Mr Secretary General,
An anniversary is often a time for reviewing the progress made so far and making plans for the future.
Today we celebrate 50 years of international NGOs’ (INGOs) consultative status with the Council of Europe, and also the 25th anniversary of the Liaison Committee.
This latter event in itself tells us something about co-operation between the Council of Europe and the INGOs.
You have all, I am sure, at some point, had contacts or even relations with NGOs, to one degree or another. It is quite plain that NGOs – a quintessential product of civil society - are a vital part of European society, and that they are central to the lives of its 800 million citizens.
NGOs operate as much at local or regional as at national level, in crucial areas which are also the main focus of the Council of Europe’s activities: from protection of human rights to social policy, to environmental conservation or promotion of culture and enhancement of heritage, to give just a few examples.
It is only natural, then, that the Council of Europe should recognise the key role played by NGOs in this great democratic Europe which it has been building so patiently for more than five decades. And it is even more natural that this recognition should gradually evolve into ever closer co-operation, the effectiveness of which has now been proven beyond doubt.
All this brings us to the quadrilogue involving the international NGOs, the Committee of Ministers, the Parliamentary Assembly and the Congress of Local and Regional Authorities of Europe.
This quadrilogue allows the Council to meet a three-fold need:
the need to listen to European citizens and to civil society in the broad sense;
These anniversaries which we are celebrating today give us an opportunity to explore new ways of making participative democracy an integral part of representative democracy.
Within the Council of Europe, work is under way to devise a new status that will reflect the active part played by INGOs in the Council’s policy, decision-making and work programme.
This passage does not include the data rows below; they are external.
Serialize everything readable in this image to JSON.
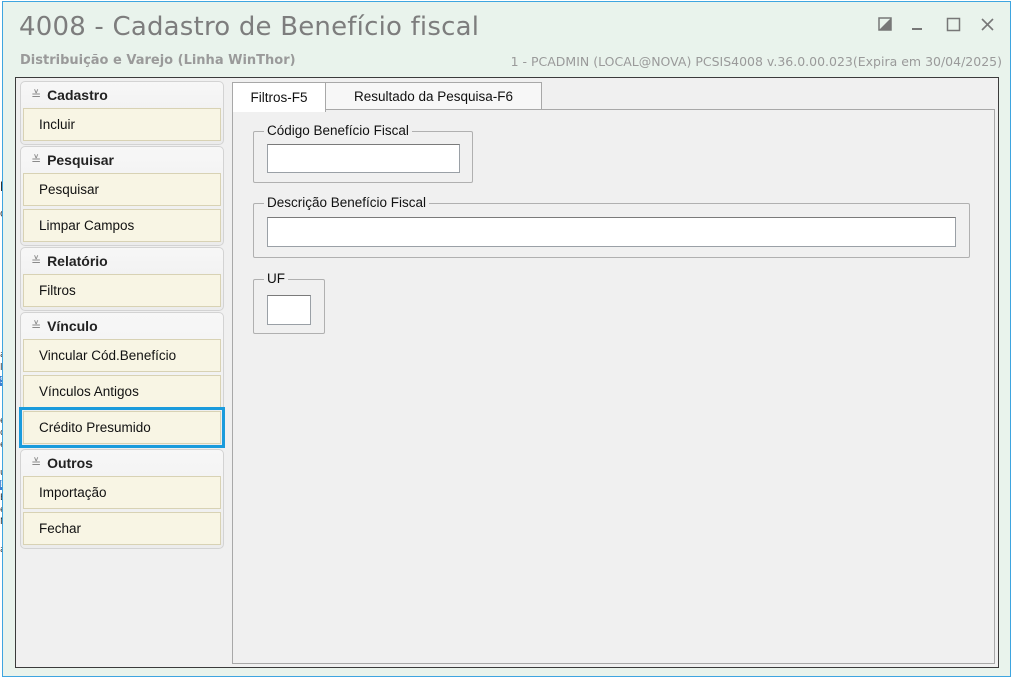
{
  "window": {
    "title": "4008 - Cadastro de Benefício fiscal",
    "subtitle_left": "Distribuição e Varejo (Linha WinThor)",
    "subtitle_right": "1 - PCADMIN (LOCAL@NOVA)   PCSIS4008  v.36.0.00.023(Expira em 30/04/2025)",
    "controls": [
      "restore-icon",
      "minimize-icon",
      "maximize-icon",
      "close-icon"
    ]
  },
  "sidebar": {
    "groups": [
      {
        "title": "Cadastro",
        "items": [
          "Incluir"
        ]
      },
      {
        "title": "Pesquisar",
        "items": [
          "Pesquisar",
          "Limpar Campos"
        ]
      },
      {
        "title": "Relatório",
        "items": [
          "Filtros"
        ]
      },
      {
        "title": "Vínculo",
        "items": [
          "Vincular Cód.Benefício",
          "Vínculos Antigos",
          "Crédito Presumido"
        ]
      },
      {
        "title": "Outros",
        "items": [
          "Importação",
          "Fechar"
        ]
      }
    ],
    "highlighted_item": "Crédito Presumido"
  },
  "tabs": [
    {
      "label": "Filtros-F5",
      "active": true
    },
    {
      "label": "Resultado da Pesquisa-F6",
      "active": false
    }
  ],
  "filters": {
    "codigo": {
      "label": "Código Benefício Fiscal",
      "value": ""
    },
    "descricao": {
      "label": "Descrição Benefício Fiscal",
      "value": ""
    },
    "uf": {
      "label": "UF",
      "value": ""
    }
  },
  "colors": {
    "accent": "#1a9bdc",
    "window_bg": "#e9f3ec",
    "button_bg": "#f8f5e4"
  }
}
When the time comes, the Luxembourg Chair will support the adoption of this new status which will give legal expression, through a Committee of Ministers Resolution, to the developing co-operation between the Council of Europe and INGOs.
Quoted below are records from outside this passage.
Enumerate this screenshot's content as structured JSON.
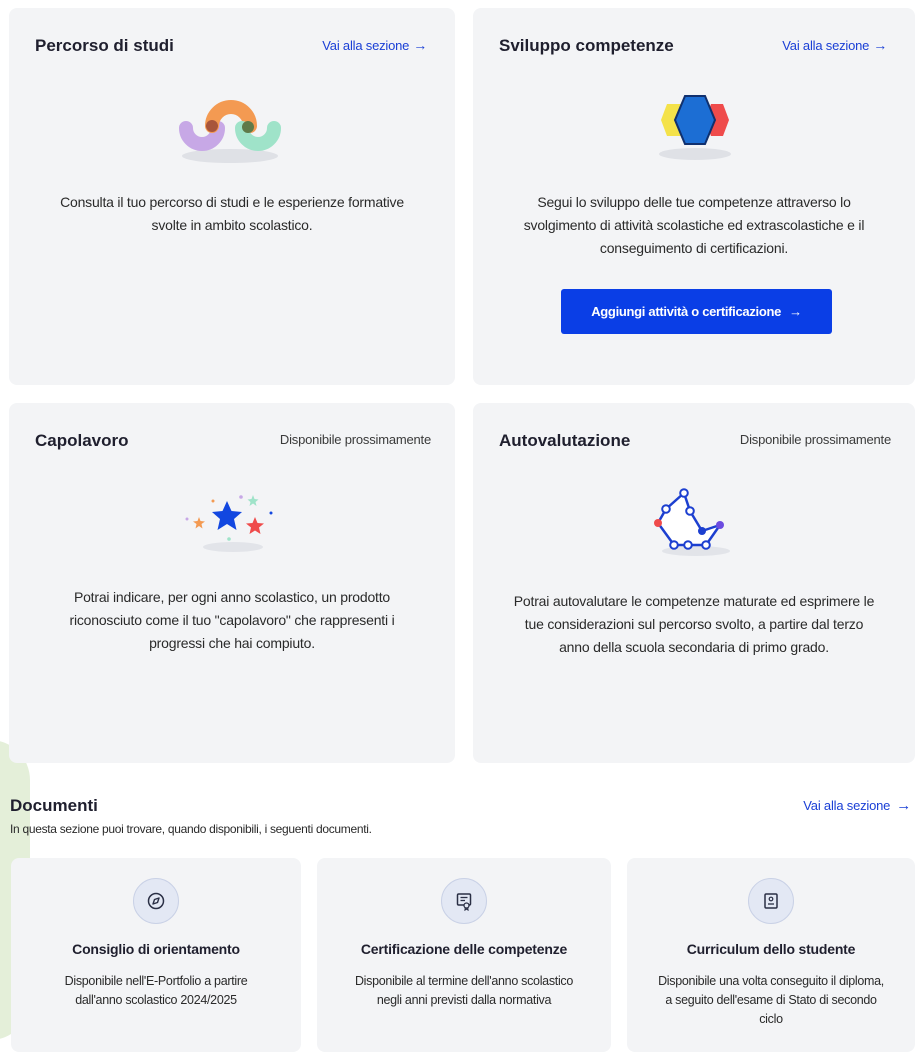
{
  "cards": [
    {
      "title": "Percorso di studi",
      "link": "Vai alla sezione",
      "description": "Consulta il tuo percorso di studi e le esperienze formative svolte in ambito scolastico."
    },
    {
      "title": "Sviluppo competenze",
      "link": "Vai alla sezione",
      "description": "Segui lo sviluppo delle tue competenze attraverso lo svolgimento di attività scolastiche ed extrascolastiche e il conseguimento di certificazioni.",
      "cta": "Aggiungi attività o certificazione"
    },
    {
      "title": "Capolavoro",
      "status": "Disponibile prossimamente",
      "description": "Potrai indicare, per ogni anno scolastico, un prodotto riconosciuto come il tuo \"capolavoro\" che rappresenti i progressi che hai compiuto."
    },
    {
      "title": "Autovalutazione",
      "status": "Disponibile prossimamente",
      "description": "Potrai autovalutare le competenze maturate ed esprimere le tue considerazioni sul percorso svolto, a partire dal terzo anno della scuola secondaria di primo grado."
    }
  ],
  "documents": {
    "title": "Documenti",
    "subtitle": "In questa sezione puoi trovare, quando disponibili, i seguenti documenti.",
    "link": "Vai alla sezione",
    "items": [
      {
        "icon": "compass-icon",
        "title": "Consiglio di orientamento",
        "description": "Disponibile nell'E-Portfolio a partire dall'anno scolastico 2024/2025"
      },
      {
        "icon": "certificate-icon",
        "title": "Certificazione delle competenze",
        "description": "Disponibile al termine dell'anno scolastico negli anni previsti dalla normativa"
      },
      {
        "icon": "document-icon",
        "title": "Curriculum dello studente",
        "description": "Disponibile una volta conseguito il diploma, a seguito dell'esame di Stato di secondo ciclo"
      }
    ]
  },
  "colors": {
    "accent": "#0a3ee6",
    "link": "#1a3fd6",
    "card_bg": "#f3f4f6",
    "deco_green": "#e4efd9"
  }
}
I hope that this co-operation will grow, so that together we can forge an ever closer union between our states and our peoples, a union that is the expression of our common commitment to respect for human rights, democracy and the rule of law. This is the kind of Europe that we want to see our children grow up in, and this is the kind of environment we want to create for future generations.
Thank you for your attention.